Editorial: LAUSD should not reopen schools prematurely

The country’s second largest district risks the health of students, teachers, staff if campuses reopen too soon.


Evan Gleason

As coronavirus cases in Los Angeles County rise, COVID-19 testing becomes more important for those going back to work and school.

As the COVID-19 cases surge in Southern California turns the state purple and ICU availability drops to 10%, we must prioritize student and staff health by not prematurely reopening schools. 

The latest round of lockdowns in the region caused the implementation of a new stay-at-home order in Los Angeles County. By irresponsibly opening up Los Angeles Unified School District schools as early as January 2021, the district risks devastating widespread infections on their campuses. 
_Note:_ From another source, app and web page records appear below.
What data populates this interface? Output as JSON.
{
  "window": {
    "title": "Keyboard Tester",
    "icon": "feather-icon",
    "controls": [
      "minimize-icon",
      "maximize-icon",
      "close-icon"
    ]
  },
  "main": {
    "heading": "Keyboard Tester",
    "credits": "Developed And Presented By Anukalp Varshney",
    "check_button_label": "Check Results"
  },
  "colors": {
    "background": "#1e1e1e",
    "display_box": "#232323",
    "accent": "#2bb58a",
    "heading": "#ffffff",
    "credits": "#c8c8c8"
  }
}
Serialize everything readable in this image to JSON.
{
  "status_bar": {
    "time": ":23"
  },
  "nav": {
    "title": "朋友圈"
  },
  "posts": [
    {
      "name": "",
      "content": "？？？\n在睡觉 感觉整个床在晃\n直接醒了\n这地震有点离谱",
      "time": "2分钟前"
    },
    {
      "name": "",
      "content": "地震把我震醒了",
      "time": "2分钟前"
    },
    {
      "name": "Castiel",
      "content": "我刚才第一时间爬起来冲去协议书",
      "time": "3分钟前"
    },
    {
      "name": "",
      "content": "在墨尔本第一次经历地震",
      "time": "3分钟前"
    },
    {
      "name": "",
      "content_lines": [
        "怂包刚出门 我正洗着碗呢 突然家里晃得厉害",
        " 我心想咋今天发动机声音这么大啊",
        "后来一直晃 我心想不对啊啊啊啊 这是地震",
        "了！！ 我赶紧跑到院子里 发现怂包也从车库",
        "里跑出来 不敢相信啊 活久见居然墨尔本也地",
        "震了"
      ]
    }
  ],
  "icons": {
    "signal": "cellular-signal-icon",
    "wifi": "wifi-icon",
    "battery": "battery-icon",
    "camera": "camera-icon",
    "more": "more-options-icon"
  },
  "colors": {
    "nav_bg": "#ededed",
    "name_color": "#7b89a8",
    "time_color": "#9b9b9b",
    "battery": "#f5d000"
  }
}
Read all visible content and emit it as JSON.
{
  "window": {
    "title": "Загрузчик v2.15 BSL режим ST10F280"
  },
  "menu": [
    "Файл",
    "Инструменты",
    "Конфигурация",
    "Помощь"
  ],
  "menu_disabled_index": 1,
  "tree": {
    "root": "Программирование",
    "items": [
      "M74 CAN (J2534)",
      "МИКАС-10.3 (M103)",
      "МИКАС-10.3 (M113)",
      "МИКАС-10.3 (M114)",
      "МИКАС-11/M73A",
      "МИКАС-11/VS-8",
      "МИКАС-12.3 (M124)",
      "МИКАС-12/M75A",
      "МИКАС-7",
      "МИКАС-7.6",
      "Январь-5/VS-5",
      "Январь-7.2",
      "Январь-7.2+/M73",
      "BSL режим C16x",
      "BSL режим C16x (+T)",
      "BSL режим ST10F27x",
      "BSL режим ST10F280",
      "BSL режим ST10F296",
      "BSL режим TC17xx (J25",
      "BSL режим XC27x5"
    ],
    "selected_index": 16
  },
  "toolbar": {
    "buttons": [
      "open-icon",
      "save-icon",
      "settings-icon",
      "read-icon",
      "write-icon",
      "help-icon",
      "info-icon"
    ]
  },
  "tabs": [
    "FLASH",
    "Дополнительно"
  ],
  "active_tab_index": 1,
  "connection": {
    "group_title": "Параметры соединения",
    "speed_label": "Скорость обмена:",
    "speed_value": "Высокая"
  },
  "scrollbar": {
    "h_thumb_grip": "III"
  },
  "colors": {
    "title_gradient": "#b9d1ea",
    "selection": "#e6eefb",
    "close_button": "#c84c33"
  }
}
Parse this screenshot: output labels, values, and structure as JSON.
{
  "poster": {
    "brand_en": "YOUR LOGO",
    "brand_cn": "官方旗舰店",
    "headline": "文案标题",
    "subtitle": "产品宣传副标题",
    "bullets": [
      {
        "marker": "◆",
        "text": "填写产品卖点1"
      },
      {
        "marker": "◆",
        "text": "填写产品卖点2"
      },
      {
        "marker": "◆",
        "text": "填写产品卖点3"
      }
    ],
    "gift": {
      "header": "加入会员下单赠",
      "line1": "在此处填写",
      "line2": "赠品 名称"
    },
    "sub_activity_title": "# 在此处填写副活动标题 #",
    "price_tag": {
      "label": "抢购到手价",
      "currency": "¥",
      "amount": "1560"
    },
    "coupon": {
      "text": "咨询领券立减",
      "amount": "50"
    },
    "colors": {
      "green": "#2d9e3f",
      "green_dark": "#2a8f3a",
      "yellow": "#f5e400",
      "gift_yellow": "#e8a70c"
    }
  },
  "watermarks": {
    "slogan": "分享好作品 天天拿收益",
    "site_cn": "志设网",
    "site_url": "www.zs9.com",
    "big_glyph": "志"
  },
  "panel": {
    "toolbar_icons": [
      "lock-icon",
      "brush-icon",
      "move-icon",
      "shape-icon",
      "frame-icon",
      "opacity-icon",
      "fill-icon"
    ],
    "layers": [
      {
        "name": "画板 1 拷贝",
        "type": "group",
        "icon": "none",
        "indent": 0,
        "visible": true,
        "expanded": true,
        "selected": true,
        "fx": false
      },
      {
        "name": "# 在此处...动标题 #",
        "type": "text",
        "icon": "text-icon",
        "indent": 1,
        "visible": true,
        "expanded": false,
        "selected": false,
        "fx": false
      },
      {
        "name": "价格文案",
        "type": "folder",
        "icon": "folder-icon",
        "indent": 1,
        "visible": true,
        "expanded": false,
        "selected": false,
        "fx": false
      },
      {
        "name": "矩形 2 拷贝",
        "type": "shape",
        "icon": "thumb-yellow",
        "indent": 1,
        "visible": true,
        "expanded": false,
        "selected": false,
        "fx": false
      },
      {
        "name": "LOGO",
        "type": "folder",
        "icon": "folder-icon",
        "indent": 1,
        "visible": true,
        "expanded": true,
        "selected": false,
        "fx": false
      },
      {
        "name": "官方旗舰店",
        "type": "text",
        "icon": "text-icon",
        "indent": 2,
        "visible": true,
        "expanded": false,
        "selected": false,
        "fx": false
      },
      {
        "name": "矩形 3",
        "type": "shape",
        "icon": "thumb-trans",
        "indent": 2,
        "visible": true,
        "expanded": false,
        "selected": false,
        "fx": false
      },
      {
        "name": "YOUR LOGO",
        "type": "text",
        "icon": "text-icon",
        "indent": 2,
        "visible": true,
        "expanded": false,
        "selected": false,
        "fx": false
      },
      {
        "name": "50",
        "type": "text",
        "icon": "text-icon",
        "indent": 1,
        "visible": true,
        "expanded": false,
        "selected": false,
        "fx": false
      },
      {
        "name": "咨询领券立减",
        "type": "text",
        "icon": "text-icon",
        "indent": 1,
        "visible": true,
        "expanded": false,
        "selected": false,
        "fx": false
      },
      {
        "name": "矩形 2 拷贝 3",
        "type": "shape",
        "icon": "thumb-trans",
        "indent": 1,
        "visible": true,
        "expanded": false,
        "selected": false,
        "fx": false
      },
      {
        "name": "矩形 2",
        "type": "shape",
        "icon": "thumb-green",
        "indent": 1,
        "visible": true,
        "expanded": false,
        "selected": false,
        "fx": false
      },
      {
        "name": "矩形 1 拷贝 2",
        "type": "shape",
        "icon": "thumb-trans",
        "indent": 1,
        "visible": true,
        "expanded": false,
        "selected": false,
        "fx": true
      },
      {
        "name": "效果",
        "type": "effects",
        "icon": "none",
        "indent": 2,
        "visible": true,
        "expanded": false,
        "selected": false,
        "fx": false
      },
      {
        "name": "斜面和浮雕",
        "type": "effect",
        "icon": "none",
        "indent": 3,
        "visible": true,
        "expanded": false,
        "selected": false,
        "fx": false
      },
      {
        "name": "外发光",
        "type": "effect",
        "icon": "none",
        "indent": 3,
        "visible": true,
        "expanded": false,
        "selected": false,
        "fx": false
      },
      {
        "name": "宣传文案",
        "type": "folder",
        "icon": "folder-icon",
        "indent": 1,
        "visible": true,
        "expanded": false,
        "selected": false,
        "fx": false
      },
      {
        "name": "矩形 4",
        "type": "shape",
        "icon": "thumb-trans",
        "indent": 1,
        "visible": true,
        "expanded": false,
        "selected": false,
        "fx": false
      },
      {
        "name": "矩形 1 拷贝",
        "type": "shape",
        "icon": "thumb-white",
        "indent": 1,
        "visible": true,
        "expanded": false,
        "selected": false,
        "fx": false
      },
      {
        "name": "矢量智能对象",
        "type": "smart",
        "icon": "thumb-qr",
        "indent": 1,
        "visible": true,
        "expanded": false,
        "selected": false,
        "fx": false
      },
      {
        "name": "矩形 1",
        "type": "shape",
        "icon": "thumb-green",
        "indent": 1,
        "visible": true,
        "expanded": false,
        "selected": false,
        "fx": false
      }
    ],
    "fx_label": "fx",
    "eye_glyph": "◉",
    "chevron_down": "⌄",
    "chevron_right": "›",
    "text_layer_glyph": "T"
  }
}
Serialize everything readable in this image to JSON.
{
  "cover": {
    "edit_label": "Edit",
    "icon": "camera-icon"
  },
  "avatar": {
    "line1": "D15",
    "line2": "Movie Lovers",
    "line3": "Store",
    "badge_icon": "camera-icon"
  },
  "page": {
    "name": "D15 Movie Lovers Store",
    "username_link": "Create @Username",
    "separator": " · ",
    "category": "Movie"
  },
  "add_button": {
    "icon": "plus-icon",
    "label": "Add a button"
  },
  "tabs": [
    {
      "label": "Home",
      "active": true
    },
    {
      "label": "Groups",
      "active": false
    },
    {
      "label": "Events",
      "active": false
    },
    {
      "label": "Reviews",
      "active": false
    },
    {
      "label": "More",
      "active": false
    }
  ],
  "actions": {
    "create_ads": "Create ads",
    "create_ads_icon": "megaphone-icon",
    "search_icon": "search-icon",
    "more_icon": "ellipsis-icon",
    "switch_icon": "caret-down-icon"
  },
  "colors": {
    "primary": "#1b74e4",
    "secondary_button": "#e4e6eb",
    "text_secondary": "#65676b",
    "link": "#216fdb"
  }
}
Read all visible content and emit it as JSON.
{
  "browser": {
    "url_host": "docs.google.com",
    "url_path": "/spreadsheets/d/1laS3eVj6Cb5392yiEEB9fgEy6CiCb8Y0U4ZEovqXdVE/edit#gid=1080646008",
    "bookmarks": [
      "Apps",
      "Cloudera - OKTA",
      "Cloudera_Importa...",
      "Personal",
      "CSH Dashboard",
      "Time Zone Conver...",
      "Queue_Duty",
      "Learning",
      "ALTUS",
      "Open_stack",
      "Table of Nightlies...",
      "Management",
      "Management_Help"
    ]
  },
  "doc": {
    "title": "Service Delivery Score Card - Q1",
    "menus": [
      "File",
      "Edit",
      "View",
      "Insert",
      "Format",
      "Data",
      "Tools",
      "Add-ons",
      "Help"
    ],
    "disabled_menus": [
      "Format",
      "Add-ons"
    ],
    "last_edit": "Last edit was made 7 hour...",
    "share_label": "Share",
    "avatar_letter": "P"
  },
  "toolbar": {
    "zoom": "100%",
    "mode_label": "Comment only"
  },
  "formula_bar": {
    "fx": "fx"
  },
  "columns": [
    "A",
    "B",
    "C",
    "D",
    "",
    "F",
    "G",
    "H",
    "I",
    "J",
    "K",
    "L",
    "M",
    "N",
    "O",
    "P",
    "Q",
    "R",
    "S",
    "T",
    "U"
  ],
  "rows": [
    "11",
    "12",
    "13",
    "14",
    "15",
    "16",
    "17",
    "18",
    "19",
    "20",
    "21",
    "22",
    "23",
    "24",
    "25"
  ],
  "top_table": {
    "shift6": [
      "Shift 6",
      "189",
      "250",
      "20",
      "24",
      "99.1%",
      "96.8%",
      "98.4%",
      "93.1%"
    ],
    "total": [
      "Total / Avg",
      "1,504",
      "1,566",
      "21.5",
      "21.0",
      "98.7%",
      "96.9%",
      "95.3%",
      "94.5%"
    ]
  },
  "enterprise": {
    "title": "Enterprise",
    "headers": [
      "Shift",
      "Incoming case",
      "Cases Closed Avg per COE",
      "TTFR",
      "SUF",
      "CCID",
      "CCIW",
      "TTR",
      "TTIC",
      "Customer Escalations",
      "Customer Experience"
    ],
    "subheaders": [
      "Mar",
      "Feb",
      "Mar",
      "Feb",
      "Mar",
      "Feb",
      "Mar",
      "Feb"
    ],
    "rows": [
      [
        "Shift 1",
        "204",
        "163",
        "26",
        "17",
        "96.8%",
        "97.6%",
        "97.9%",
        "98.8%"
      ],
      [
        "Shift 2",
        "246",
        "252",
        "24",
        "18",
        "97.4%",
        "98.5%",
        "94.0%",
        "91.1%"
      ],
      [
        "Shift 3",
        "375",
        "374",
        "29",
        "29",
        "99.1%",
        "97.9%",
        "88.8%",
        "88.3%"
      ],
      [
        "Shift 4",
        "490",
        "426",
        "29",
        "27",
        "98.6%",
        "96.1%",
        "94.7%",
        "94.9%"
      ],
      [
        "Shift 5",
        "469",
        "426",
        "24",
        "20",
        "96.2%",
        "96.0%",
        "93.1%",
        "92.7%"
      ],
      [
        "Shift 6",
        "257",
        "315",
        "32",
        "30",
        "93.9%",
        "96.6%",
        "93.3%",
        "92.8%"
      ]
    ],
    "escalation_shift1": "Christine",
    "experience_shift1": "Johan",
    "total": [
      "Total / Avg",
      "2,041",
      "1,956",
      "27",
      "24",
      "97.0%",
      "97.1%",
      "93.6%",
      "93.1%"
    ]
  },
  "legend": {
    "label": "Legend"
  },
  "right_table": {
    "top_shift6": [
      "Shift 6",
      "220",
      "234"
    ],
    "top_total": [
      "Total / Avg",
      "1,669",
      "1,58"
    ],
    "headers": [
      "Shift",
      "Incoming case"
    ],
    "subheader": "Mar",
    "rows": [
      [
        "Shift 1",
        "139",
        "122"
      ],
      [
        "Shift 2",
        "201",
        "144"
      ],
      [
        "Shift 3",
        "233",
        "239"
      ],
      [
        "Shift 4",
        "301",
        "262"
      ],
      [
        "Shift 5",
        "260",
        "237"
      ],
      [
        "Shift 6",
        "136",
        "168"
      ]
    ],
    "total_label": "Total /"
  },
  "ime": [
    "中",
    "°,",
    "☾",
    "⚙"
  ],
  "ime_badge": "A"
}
California reached 30,000 daily new cases on Dec. 13. The expected surge in cases due to Thanksgiving celebrations will result in a “surge on top of a surge in 2-3 weeks,” according to Los Angeles County Health Director Barbara Ferrer. With these facts in mind, rushing into reopening puts into question the amount of concern the district has for the health of its students and staff.

Additionally, the imminent surge that will come from the December holiday and New Year’s celebrations is a cause of serious concern regarding the constant increase of cases in California. Considering all these factors, the decision of re-opening schools seems dangerous for students and staff.

Due to the current results of reopened schools in LA County, there’s a high percentage of failure in taking this chance. One hundred fifty coronavirus cases have been reported in the schools that have reopened. This serves as an example of the possible outbreaks if all 600,000 students chose to return. 

COVID-19 rates are also the highest among minority communities. According to the Los Angeles Times, Black and Latino Californians aged 18 to 64 are dying more frequently than their white and Asian counterparts. Given that 73.4% of LAUSD students are Latino and 10% are Black, the risk of reopening schools will disproportionately risk the lives of these students. 

Additionally, the Long Beach Unified School District has already announced on Dec. 14 that their schools will remain closed until at least March 1. The San Bernardino City Unified School District has also decided that they won’t be returning in-person at all next semester. 

LAUSD has shown attempts to open safely through following safety procedures and allowing any students of the district to get tested at local school testing sites. Though these measures are appreciated, moving into this swiftly may be a boiling point. 

Although the rounds of the COVID-19 vaccination have begun this week, the vaccine’s effectiveness and necessary dosage are still unknown. There also comes the debate over whether students and teachers choose to take this vaccination. This uncertainty will jeopardize student health and is yet another reason why reopening schools is irresponsible.

As students, we understand the desire to “go back to normal” as much as anyone but our health and those of our loved ones is the priority. Taking a leap like this will only create a larger mess when it comes to cases and our education system.